For a long time I didn’t have any real idea what the word “boundaries” meant in terms of relationships so I certainly didn’t know how to create any healthy ones. I was too naive to know that I had the right to insist on them or how to “enforce” them for my own self-respect and protection. Because of this, I unwittingly allowed myself to be lied to, cheated on, and taken advantage of emotionally on several occasions by more than one person.
As a society, we struggle with saying “no.” I think we often feel like we’re failures if we can’t do it “all.” We feel defeated if we can’t keep a spotless home, a successful job, perfectly dressed children, a happy husband, run carpool, PTA, Bible studies and bake sales, and maintain a slim physique all the while. We are not Wonder Woman, nor does anyone expect us to be. Saying “no” can be the kindest, healthiest thing you can do for yourself.
Basic Protective Boundaries…By this, I mean saying “no” and declining a project, another activity or joining a group because your proverbial plate is already full, is wise. Overburdening yourself doesn’t help anyone. If it’s not healthy for you and your family, really consider not doing it because what purpose does it serve? Don’t run yourself into the ground by saying “yes” to everything and being mediocre when you could be fabulous and do fewer things that you can healthily handle.
Relationship Boundaries…These are vital to any and all relationships from marriage to professional to the relationships with your children and parents. I’ve observed many people allowing their boundaries to dissolve for the sake of not rocking the boat (me!). We don’t want to upset the apple cart and we want don’t want anyone to be hurt. So we accept the hurt and upset instead. Don’t sacrifice yourself on the altar of keeping the peace.

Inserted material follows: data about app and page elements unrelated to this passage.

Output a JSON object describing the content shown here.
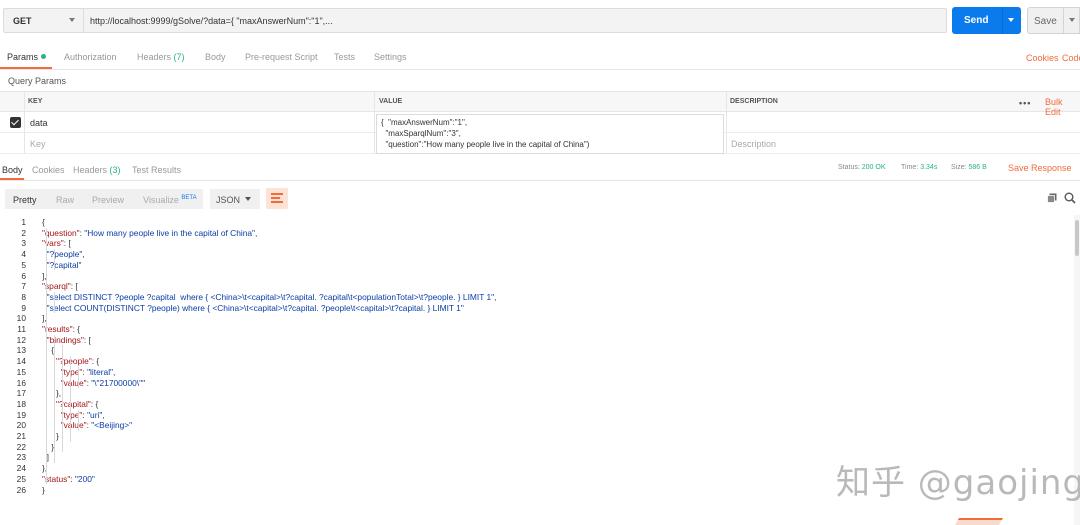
{
  "request": {
    "method": "GET",
    "url": "http://localhost:9999/gSolve/?data={  \"maxAnswerNum\":\"1\",...",
    "send_label": "Send",
    "save_label": "Save"
  },
  "request_tabs": {
    "params": "Params",
    "authorization": "Authorization",
    "headers": "Headers",
    "headers_count": "(7)",
    "body": "Body",
    "pre_request_script": "Pre-request Script",
    "tests": "Tests",
    "settings": "Settings",
    "cookies": "Cookies",
    "code": "Code"
  },
  "query_params": {
    "label": "Query Params",
    "headers": {
      "key": "KEY",
      "value": "VALUE",
      "description": "DESCRIPTION"
    },
    "bulk_edit": "Bulk Edit",
    "row": {
      "key": "data",
      "value_lines": [
        "{  \"maxAnswerNum\":\"1\",",
        "  \"maxSparqlNum\":\"3\",",
        "  \"question\":\"How many people live in the capital of China\")"
      ]
    },
    "placeholders": {
      "key": "Key",
      "description": "Description"
    }
  },
  "response_tabs": {
    "body": "Body",
    "cookies": "Cookies",
    "headers": "Headers",
    "headers_count": "(3)",
    "test_results": "Test Results"
  },
  "response_status": {
    "status_label": "Status:",
    "status_value": "200 OK",
    "time_label": "Time:",
    "time_value": "3.34s",
    "size_label": "Size:",
    "size_value": "586 B",
    "save_response": "Save Response"
  },
  "response_toolbar": {
    "pretty": "Pretty",
    "raw": "Raw",
    "preview": "Preview",
    "visualize": "Visualize",
    "beta": "BETA",
    "format": "JSON"
  },
  "code_lines": [
    "{",
    "    \"question\": \"How many people live in the capital of China\",",
    "    \"vars\": [",
    "        \"?people\",",
    "        \"?capital\"",
    "    ],",
    "    \"sparql\": [",
    "        \"select DISTINCT ?people ?capital  where { <China>\\t<capital>\\t?capital. ?capital\\t<populationTotal>\\t?people. } LIMIT 1\",",
    "        \"select COUNT(DISTINCT ?people) where { <China>\\t<capital>\\t?capital. ?people\\t<capital>\\t?capital. } LIMIT 1\"",
    "    ],",
    "    \"results\": {",
    "        \"bindings\": [",
    "            {",
    "                \"?people\": {",
    "                    \"type\": \"literal\",",
    "                    \"value\": \"\\\"21700000\\\"\"",
    "                },",
    "                \"?capital\": {",
    "                    \"type\": \"uri\",",
    "                    \"value\": \"<Beijing>\"",
    "                }",
    "            }",
    "        ]",
    "    },",
    "    \"status\": \"200\"",
    "}"
  ],
  "watermark": "知乎 @gaojing",
  "colors": {
    "accent": "#f26b3a",
    "send": "#097bed",
    "ok": "#26b47f",
    "json_key": "#a3151a",
    "json_string": "#0a3ca5"
  }
}
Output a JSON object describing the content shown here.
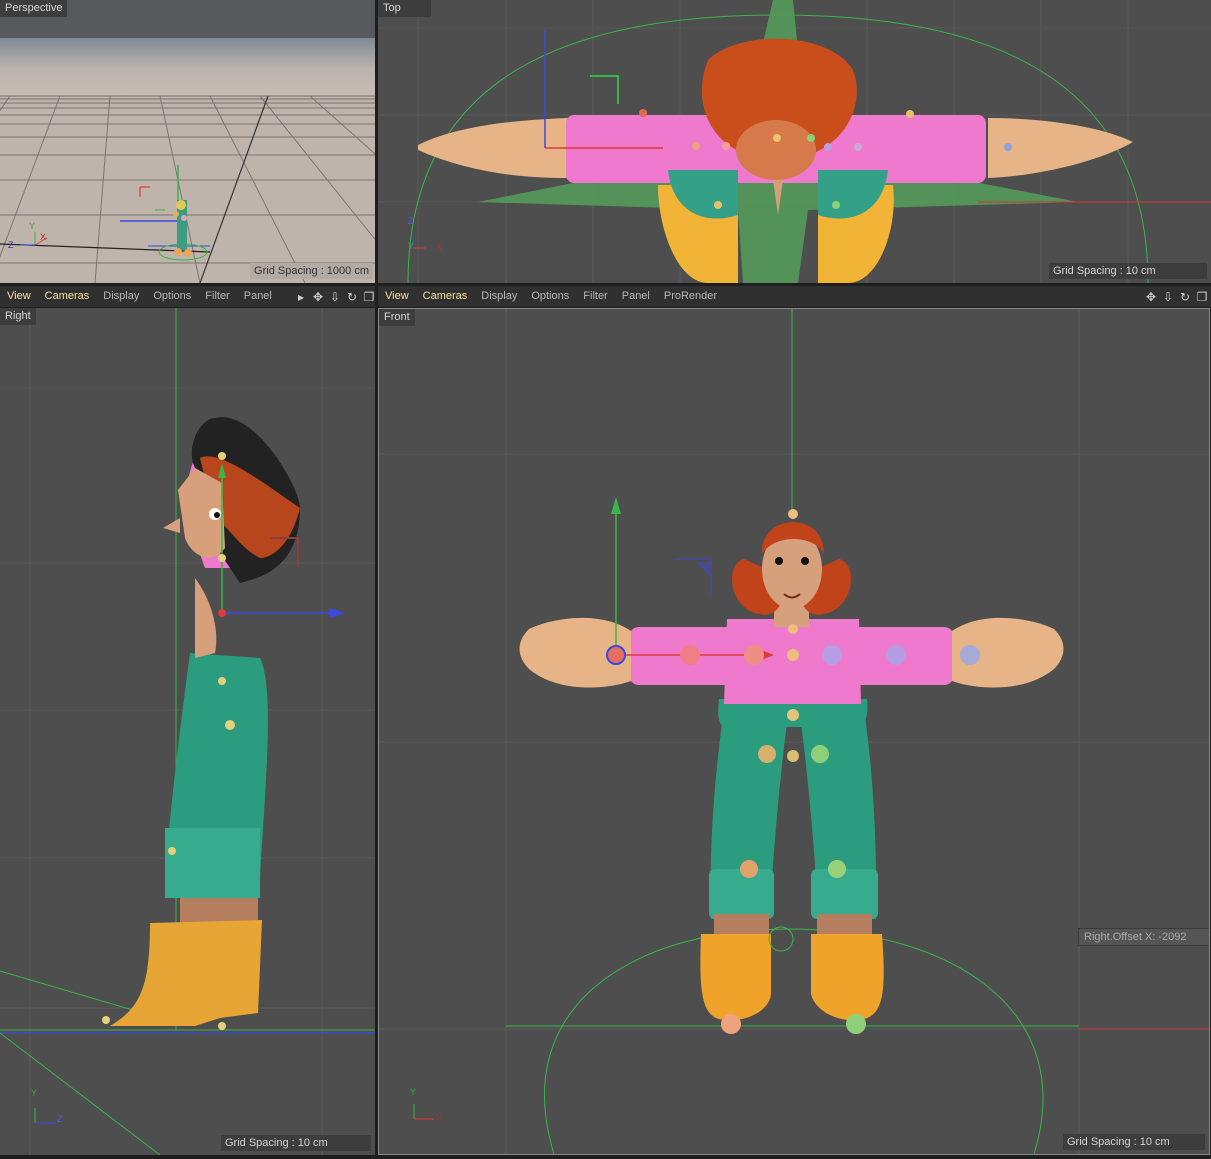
{
  "viewports": {
    "perspective": {
      "title": "Perspective",
      "grid_spacing": "Grid Spacing : 1000 cm"
    },
    "top": {
      "title": "Top",
      "grid_spacing": "Grid Spacing : 10 cm"
    },
    "right": {
      "title": "Right",
      "grid_spacing": "Grid Spacing : 10 cm"
    },
    "front": {
      "title": "Front",
      "grid_spacing": "Grid Spacing : 10 cm",
      "offset_readout": "Right.Offset X:   -2092"
    }
  },
  "menubar_left": {
    "items": [
      "View",
      "Cameras",
      "Display",
      "Options",
      "Filter",
      "Panel"
    ]
  },
  "menubar_right": {
    "items": [
      "View",
      "Cameras",
      "Display",
      "Options",
      "Filter",
      "Panel",
      "ProRender"
    ]
  },
  "axis_labels": {
    "x": "X",
    "y": "Y",
    "z": "Z"
  },
  "icons": [
    "move-view-icon",
    "dolly-view-icon",
    "rotate-view-icon",
    "maximize-view-icon",
    "more-arrow-icon"
  ],
  "colors": {
    "viewport_bg": "#4e4e4e",
    "menu_bg": "#303030",
    "active_menu": "#f3e59a",
    "x_axis": "#e03a3a",
    "y_axis": "#3ab54a",
    "z_axis": "#3a4ae0"
  }
}
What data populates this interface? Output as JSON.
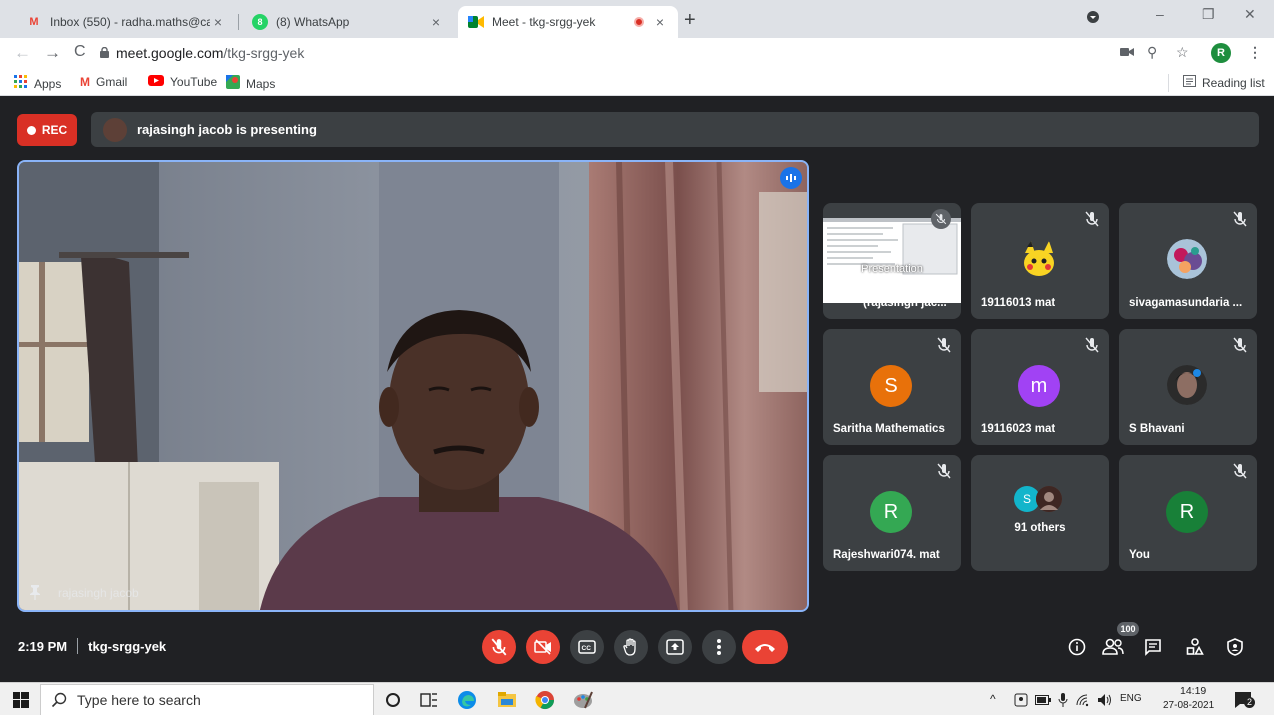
{
  "browser": {
    "tabs": [
      {
        "title": "Inbox (550) - radha.maths@cauv",
        "favicon": "gmail-icon"
      },
      {
        "title": "(8) WhatsApp",
        "favicon": "whatsapp-icon"
      },
      {
        "title": "Meet - tkg-srgg-yek",
        "favicon": "meet-icon",
        "active": true
      }
    ],
    "close_glyph": "×",
    "new_tab_glyph": "+",
    "url_host": "meet.google.com",
    "url_path": "/tkg-srgg-yek",
    "profile_initial": "R",
    "bookmarks": [
      {
        "label": "Apps",
        "icon": "apps-grid-icon"
      },
      {
        "label": "Gmail",
        "icon": "gmail-icon"
      },
      {
        "label": "YouTube",
        "icon": "youtube-icon"
      },
      {
        "label": "Maps",
        "icon": "maps-icon"
      }
    ],
    "reading_list": "Reading list"
  },
  "meet": {
    "rec_label": "REC",
    "presenting_text": "rajasingh jacob is presenting",
    "presenter_name": "rajasingh jacob",
    "presentation_tile": {
      "overlay": "Presentation",
      "name": "(rajasingh jac..."
    },
    "participants": [
      {
        "name": "19116013 mat",
        "avatar": "photo",
        "muted": true
      },
      {
        "name": "sivagamasundaria ...",
        "avatar": "photo",
        "muted": true
      },
      {
        "name": "Saritha Mathematics",
        "initial": "S",
        "color": "#e8710a",
        "muted": true
      },
      {
        "name": "19116023 mat",
        "initial": "m",
        "color": "#a142f4",
        "muted": true
      },
      {
        "name": "S Bhavani",
        "avatar": "photo",
        "muted": true
      },
      {
        "name": "Rajeshwari074. mat",
        "initial": "R",
        "color": "#34a853",
        "muted": true
      },
      {
        "name": "You",
        "initial": "R",
        "color": "#188038",
        "muted": true
      }
    ],
    "others": {
      "label": "91 others",
      "initial": "S",
      "color": "#12b5cb"
    },
    "time": "2:19 PM",
    "meeting_code": "tkg-srgg-yek",
    "people_count": "100",
    "colors": {
      "accent": "#8ab4f8",
      "danger": "#ea4335",
      "rec": "#d93025",
      "bg": "#202124",
      "tile": "#3c4043"
    }
  },
  "taskbar": {
    "search_placeholder": "Type here to search",
    "language": "ENG",
    "clock_time": "14:19",
    "clock_date": "27-08-2021",
    "notification_count": "2"
  }
}
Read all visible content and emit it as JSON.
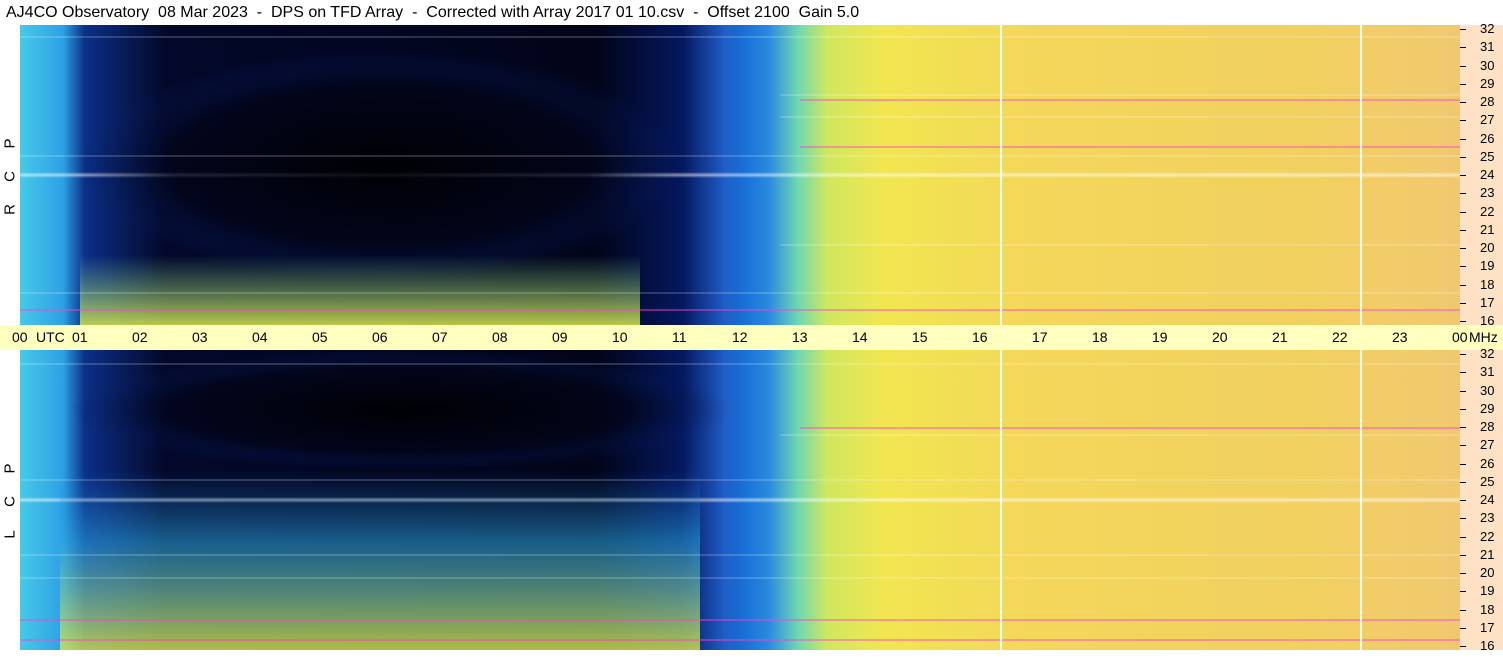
{
  "title": "AJ4CO Observatory  08 Mar 2023  -  DPS on TFD Array  -  Corrected with Array 2017 01 10.csv  -  Offset 2100  Gain 5.0",
  "time_axis": {
    "labels": [
      "00",
      "01",
      "02",
      "03",
      "04",
      "05",
      "06",
      "07",
      "08",
      "09",
      "10",
      "11",
      "12",
      "13",
      "14",
      "15",
      "16",
      "17",
      "18",
      "19",
      "20",
      "21",
      "22",
      "23",
      "00"
    ],
    "utc_label": "UTC",
    "unit_label": "MHz"
  },
  "freq_axis": {
    "labels": [
      "32",
      "31",
      "30",
      "29",
      "28",
      "27",
      "26",
      "25",
      "24",
      "23",
      "22",
      "21",
      "20",
      "19",
      "18",
      "17",
      "16"
    ]
  },
  "panels": [
    {
      "letters": [
        "R",
        "C",
        "P"
      ]
    },
    {
      "letters": [
        "L",
        "C",
        "P"
      ]
    }
  ],
  "chart_data": {
    "type": "heatmap",
    "title": "AJ4CO Observatory  08 Mar 2023  -  DPS on TFD Array  -  Corrected with Array 2017 01 10.csv  -  Offset 2100  Gain 5.0",
    "x": [
      "00",
      "01",
      "02",
      "03",
      "04",
      "05",
      "06",
      "07",
      "08",
      "09",
      "10",
      "11",
      "12",
      "13",
      "14",
      "15",
      "16",
      "17",
      "18",
      "19",
      "20",
      "21",
      "22",
      "23",
      "00"
    ],
    "y": [
      32,
      31,
      30,
      29,
      28,
      27,
      26,
      25,
      24,
      23,
      22,
      21,
      20,
      19,
      18,
      17,
      16
    ],
    "xlabel": "UTC",
    "ylabel": "MHz",
    "panels": [
      "RCP",
      "LCP"
    ]
  }
}
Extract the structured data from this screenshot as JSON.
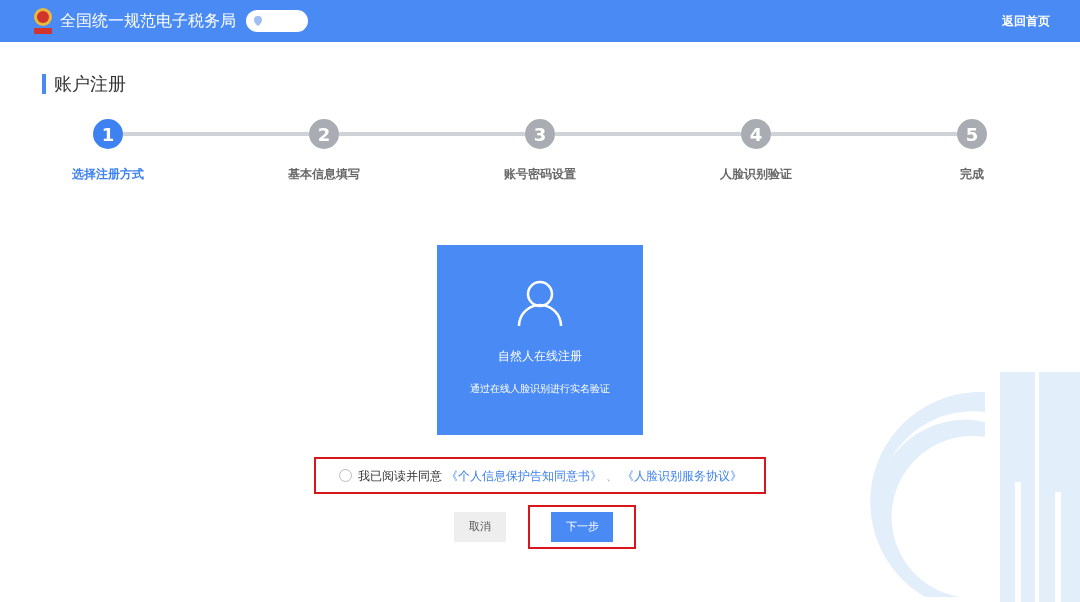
{
  "header": {
    "title": "全国统一规范电子税务局",
    "home_link": "返回首页"
  },
  "page_title": "账户注册",
  "steps": [
    {
      "number": "1",
      "label": "选择注册方式",
      "selected": true
    },
    {
      "number": "2",
      "label": "基本信息填写",
      "selected": false
    },
    {
      "number": "3",
      "label": "账号密码设置",
      "selected": false
    },
    {
      "number": "4",
      "label": "人脸识别验证",
      "selected": false
    },
    {
      "number": "5",
      "label": "完成",
      "selected": false
    }
  ],
  "option_card": {
    "title": "自然人在线注册",
    "description": "通过在线人脸识别进行实名验证"
  },
  "agreement": {
    "checked": false,
    "highlighted": true,
    "text": "我已阅读并同意",
    "links": [
      "《个人信息保护告知同意书》",
      "《人脸识别服务协议》"
    ],
    "separator": "、"
  },
  "buttons": [
    {
      "label": "取消",
      "kind": "secondary",
      "highlighted": false
    },
    {
      "label": "下一步",
      "kind": "primary",
      "highlighted": true
    }
  ]
}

Boundaries maintain safety within relationships. By setting them and making them clear, you teach people how to treat you. They know what you won’t tolerate and it’s up to you to make sure they respect them.
What Does Overstepping Boundaries Look Like?
- Not taking “no” for an answer. When you’ve expressed your wishes and someone tries to convince you otherwise and coax you to do what you don’t want to, they’re not respecting you. They haven’t respected your word and believe if they persist, they can break you and change your mind.
- Not respecting your time. When someone is repeatedly late for a date, a phone call, a get-together (unless they have a truly legitimate excuse like children or illness, etc.) just because they figure you won’t mind, it’s time to speak up and remind them your time is valuable and they will need to be on time from here forward or that you will need to stop making dates until their schedule becomes more amenable to arriving on time. Your time is valuable too. Don’t let someone take advantage of it just because they think they can. Assuming you can do things for someone because you’re a stay-at-home or work-at-home mom or have a similar lifestyle that one may assume you’re always available, is another disrespect of your time. Help when you can but you need not be a drop-off center for the neighborhood kids simply because you’re the mom who’s home most often.
- Trying to usurp your parents. This is directed more towards teens. If a current or potential boyfriend or girlfriend doesn’t respect your parents’ rules, they aren’t respecting you. If they’re aware of your curfew and try to convince you to stay out longer–that your parents are too strict, live it up because you’re a teenager–that’s blatant disrespect for your parents and it’s disregard for you because they’re clearly not concerned with the consequences you may face once you break the rules at their pleading. Put your foot down. “These are my parents’ rules and I’m going to abide by them.” This is not the type of person you want to be with. This relationship will be a blip on your life’s radar, but the relationship with your parents is lifelong.
- Stepping over the line, physically or verbally. ANY type of abuse is never acceptable. I’ve talked about types of abuse in a previous post. It is never acceptable and it crosses every boundary that shouldn’t even have to be spoken. It should be automatic that you don’t hit or belittle someone, that you don’t shove or call names.
You don’t have to feel bad about enforcing boundaries. You don’t have to do what you don’t want to do just so someone else isn’t put out. Sure, it’s okay to put yourself out on occasion. Maybe you really don’t want to go to Great Aunt Hilda’s 80th birthday party, but because it will make her happy and it’s of little inconvenience to you, you do it. That’s not an unhealthy breach. It’s a kindness. But always keeping quiet in order to keep the peace because you don’t want to speak truth to someone who is abusing your relationship and taking advantage of you, is unhealthy and hear this: it will wear away at you over time. You can stand up for yourself and still do so in love. It may be hard for the other person to hear, but if they’re not being respectful of you, they need to hear it.
Take care of yourself and look out for yourself. If you don’t, you won’t be healthy for anyone else who needs you.